◆ THE RECORDS

--------

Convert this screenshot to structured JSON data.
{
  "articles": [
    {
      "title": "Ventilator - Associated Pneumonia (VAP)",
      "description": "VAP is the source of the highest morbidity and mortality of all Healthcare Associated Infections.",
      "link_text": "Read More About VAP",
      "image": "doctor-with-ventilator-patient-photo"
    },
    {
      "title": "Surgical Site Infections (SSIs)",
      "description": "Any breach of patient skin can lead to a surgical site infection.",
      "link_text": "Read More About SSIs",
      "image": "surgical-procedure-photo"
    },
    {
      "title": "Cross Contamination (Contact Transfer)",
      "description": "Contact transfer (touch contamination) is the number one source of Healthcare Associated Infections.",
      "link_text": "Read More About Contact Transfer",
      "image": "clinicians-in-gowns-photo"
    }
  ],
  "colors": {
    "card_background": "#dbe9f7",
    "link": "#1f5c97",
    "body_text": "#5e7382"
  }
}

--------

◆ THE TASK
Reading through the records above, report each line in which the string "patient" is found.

◆ EXERCISE SOLUTION
      "image": "doctor-with-ventilator-patient-photo"
      "description": "Any breach of patient skin can lead to a surgical site infection.",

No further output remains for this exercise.